COPING WITH the 9/11 TRAGEDY: How could the recent terrorist attacks affect your future?
Why do they hate us?

Print This Post

The brainstorming started as soon as Marco Menendez, a former L.A. Youth illustrator who teaches art at L.A. Youth, suggested commemorating the people who died in the terrorist attacks by building a "Día de los Muertos" (Day of the Dead) altar. Such altars are traditional in Mexico on Nov. 1 to honor loved ones who have passed away. They may be placed on a grave or built at home.

The students who attended the L.A. Youth staff meeting on Saturday, Oct. 20, 2001, had tons of ideas for the altar.

"Let’s put all pictures of firemen, maybe forming a Statue of Liberty," suggested Lea Mouallem, 15, Marymount High School.

"Let’s put a guy carrying a world on his back with smoke coming from the world," suggested Jessica Roque, 16, St. Mary’s Academy.

"How about words, maybe a quote from the national anthem? Let’s show that this will not make our country fade away," said Ann Beisch, 15, Marymount High School.

After working on the altar, Danny Maryanov, 16, of Santa Monica High School said, " I felt like I was maybe helping a little bit. I was participating in a relief effort, maybe to relieve people’s minds."

Said Marco Menendez, "This is a really tragic thing that happened. I don’t know anyone who was not affected by it. And although the Day of the Dead is a light-hearted way of dealing with death, this altar is not to diminish or disrespect what happened on September 11, but it’s finding a way to celebrate life."

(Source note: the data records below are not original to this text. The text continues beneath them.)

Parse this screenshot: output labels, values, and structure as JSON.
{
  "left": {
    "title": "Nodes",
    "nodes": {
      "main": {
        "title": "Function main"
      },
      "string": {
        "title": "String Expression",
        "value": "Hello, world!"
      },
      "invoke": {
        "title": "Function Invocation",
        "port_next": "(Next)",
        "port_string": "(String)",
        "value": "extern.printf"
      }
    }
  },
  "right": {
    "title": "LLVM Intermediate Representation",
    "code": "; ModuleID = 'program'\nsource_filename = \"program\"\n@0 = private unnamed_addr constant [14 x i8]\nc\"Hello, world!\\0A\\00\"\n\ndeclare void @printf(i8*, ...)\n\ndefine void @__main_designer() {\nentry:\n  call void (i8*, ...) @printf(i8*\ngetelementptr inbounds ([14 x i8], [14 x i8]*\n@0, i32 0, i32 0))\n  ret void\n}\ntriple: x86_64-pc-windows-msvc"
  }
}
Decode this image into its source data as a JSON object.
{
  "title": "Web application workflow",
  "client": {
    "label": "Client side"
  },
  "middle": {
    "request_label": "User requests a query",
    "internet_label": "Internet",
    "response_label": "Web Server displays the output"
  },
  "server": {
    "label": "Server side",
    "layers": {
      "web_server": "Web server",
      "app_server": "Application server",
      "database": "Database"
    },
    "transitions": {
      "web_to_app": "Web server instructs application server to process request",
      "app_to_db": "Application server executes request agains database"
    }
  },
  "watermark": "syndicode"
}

Also participating in building the altar were Jennifer Accolti-Gil, 15, Marymount High School; Jennifer Gottesfeld, 15, Beverly Hills High School; Hassan Nicholas, 18, West L.A. College; Dimelsa Palos, 16, California High School; David Tran, 15, Warren High School; Sharine Xuan, 14, South Pasadena High School. Sue Doyle, Libby Hartigan and Marco Menendez also contributed.